In his beautiful commencement speech “This Is Water,” at Kenyon College, author David Foster Wallace talked about the day-to-day and how “the so-called ‘real world’ will not discourage you from operating on your own default settings, because the so-called ‘real world’ of men and money and power hums along quite nicely on the fuel of fear and contempt and frustration and craving and the worship of self.”
He’s talking about how, if we’re not careful, we can start to go on autopilot, which can greatly diminish our experience of the world. During Reflection, we get in the habit of switching off our autopilot by examining our experience. This form of inquiry requires us to ask questions and not take things at face value. It encourages us how to think about ourselves and the world in a more considered way.
Through consistently engaging with our experience, we become aware that even the dullest moment can have a hidden depth. As you cultivate your awareness, “it will actually be within your power to experience a crowded, hot, slow, consumer hell-type situation as not only meaningful, but sacred, on fire with the same force that lit the stars — compassion, love, the subsurface unity of all things.”
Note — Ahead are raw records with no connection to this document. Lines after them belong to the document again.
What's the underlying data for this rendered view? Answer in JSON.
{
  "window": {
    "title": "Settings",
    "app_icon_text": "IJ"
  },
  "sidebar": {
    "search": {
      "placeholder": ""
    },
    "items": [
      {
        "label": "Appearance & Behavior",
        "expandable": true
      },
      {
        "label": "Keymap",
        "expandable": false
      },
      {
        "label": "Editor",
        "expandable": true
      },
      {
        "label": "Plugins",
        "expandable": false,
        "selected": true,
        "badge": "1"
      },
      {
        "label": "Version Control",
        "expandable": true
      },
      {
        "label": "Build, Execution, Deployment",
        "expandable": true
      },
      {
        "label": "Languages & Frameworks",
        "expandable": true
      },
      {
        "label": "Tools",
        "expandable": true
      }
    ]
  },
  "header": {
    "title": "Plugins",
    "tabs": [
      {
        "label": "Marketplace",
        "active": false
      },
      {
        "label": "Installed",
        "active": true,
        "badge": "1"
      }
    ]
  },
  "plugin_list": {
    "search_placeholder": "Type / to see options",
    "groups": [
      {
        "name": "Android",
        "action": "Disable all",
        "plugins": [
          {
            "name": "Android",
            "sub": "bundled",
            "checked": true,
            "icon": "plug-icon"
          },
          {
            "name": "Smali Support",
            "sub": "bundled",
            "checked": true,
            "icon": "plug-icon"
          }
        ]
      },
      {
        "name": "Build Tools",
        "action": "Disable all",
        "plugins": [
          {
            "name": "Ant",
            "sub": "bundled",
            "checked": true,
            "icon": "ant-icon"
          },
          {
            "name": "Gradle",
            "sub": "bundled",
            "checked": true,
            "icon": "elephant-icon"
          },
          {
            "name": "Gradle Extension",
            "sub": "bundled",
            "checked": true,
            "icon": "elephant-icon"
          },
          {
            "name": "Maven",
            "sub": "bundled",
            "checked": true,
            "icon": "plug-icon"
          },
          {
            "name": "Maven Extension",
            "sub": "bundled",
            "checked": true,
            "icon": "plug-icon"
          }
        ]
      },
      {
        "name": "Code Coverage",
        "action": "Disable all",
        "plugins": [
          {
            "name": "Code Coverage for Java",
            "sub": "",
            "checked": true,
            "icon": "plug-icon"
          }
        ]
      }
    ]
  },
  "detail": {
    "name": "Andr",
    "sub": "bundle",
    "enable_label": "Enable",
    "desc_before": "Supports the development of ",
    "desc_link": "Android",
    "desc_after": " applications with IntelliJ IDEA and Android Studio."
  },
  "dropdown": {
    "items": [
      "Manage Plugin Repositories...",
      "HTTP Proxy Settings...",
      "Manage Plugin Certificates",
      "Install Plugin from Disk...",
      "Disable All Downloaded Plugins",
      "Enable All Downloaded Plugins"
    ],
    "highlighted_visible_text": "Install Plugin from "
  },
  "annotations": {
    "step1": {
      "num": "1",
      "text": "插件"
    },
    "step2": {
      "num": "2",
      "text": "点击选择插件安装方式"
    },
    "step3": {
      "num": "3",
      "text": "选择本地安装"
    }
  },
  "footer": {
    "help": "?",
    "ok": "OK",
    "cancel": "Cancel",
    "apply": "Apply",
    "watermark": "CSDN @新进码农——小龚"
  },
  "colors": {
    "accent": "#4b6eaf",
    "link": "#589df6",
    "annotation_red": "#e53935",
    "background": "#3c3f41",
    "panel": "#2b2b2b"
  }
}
When you go to the optometrist, you’re asked to read symbols off a chart through a large metal device filled with lenses known as a phoropter. As you read, the optometrist switches lenses, asking you which brings the symbols into focus. Is it better now? Click. How about now? Click. The purpose is to find an array of lenses that alters the way light hits our retinas so that we may see with greater clarity.
When it comes to living a more intentional life, Reflection functions as a phoropter. It’s the mechanism that helps improve our perception, but in order for it to work properly, we need to add the lenses. It’s likely you already have some of your own, like your values and your beliefs. Reflection, however, is a rich and ancient practice. Each tradition offers its own lens through which we can correct our shortsightedness and sharpen our insight when we reflect. In the chapters that follow (in The Bullet Journal Method), I’ll introduce you to the lenses I’ve found most useful. Let’s explore these lenses designed to help us pull our life into greater focus.